India, the world’s largest manufacturer of generic drugs, has become a center for counterfeit and substandard medicines, reports the Washington Post. Stuffed in slick packaging and often labeled with names of such legitimate companies as GlaxoSmithKline, Pfizer and Novartis, the fake drugs are passed off to consumers and sold in developing nations around the world. Experts say the global fake-drug industry, worth about $90 billion, causes the deaths of almost 1 million people a year and contributes to a rise in drug resistance.
The Indian government says that 0.4 percent of the country’s drugs are counterfeit and that substandard drugs account for about 8 percent.
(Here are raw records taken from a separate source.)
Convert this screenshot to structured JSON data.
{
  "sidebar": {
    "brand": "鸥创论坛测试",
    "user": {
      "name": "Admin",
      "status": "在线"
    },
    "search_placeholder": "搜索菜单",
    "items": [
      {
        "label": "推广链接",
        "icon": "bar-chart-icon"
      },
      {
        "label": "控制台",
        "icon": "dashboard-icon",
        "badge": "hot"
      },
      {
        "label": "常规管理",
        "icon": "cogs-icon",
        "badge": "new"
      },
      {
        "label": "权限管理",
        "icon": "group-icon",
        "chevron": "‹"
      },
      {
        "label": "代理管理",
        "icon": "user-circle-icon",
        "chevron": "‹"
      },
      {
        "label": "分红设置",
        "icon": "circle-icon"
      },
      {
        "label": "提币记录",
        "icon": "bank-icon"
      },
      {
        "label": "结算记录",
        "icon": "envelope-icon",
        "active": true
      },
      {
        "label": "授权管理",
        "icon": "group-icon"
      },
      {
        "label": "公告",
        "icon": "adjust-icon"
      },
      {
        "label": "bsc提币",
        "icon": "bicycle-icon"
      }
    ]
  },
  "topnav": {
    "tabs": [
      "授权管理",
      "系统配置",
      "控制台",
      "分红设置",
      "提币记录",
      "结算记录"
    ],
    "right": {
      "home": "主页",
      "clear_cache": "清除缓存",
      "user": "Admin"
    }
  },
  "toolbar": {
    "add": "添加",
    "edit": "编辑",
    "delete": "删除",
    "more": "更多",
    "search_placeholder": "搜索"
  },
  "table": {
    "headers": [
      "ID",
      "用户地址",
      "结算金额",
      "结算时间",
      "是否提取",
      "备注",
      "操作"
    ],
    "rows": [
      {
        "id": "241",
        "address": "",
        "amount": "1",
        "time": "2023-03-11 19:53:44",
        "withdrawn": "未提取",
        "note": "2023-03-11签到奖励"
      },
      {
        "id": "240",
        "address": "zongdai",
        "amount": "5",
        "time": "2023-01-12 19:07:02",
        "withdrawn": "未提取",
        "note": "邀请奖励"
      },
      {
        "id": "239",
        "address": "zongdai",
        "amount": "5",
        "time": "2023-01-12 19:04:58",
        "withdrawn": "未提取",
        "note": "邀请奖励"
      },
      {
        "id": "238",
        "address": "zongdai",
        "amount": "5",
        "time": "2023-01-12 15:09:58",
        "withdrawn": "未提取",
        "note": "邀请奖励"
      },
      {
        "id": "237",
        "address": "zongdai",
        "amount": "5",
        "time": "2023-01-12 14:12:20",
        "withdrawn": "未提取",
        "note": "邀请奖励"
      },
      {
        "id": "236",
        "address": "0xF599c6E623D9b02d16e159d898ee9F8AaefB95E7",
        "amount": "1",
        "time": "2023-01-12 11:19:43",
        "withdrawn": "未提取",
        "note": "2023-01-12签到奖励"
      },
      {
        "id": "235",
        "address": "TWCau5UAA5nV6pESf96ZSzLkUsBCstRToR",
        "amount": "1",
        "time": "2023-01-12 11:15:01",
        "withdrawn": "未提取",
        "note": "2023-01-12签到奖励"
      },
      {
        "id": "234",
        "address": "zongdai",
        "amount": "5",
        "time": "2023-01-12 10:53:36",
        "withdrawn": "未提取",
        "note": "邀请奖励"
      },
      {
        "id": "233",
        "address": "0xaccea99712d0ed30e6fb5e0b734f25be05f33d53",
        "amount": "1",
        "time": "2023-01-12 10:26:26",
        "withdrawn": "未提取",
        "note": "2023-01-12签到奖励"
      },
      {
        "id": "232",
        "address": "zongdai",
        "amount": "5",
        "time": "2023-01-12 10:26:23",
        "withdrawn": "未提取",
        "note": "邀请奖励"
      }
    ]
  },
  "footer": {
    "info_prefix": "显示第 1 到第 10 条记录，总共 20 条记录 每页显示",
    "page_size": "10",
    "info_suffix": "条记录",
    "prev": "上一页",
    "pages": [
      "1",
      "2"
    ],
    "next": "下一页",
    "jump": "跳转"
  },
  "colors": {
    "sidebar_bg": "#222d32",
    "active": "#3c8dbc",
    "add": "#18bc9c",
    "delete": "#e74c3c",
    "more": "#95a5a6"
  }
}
Independent estimates range from 12 to 25 percent. The health ministry launched a reward program offering $55,000 to those who provide information about fake-drug syndicates. Last year, the ministry also strengthened its drug law to speed up court trials. Suspects found guilty of manufacturing and selling fake drugs can be sentenced to life in prison. The number of people arrested for manufacturing and selling fake drugs rose from 12 in 2006 to 147 last year, and drugs worth about $6.5 million were seized over this period. “It is very difficult to dismantle the entire operation,” said one investgiator. “When we bust one operation, two more spring up elsewhere. Convictions are rare.”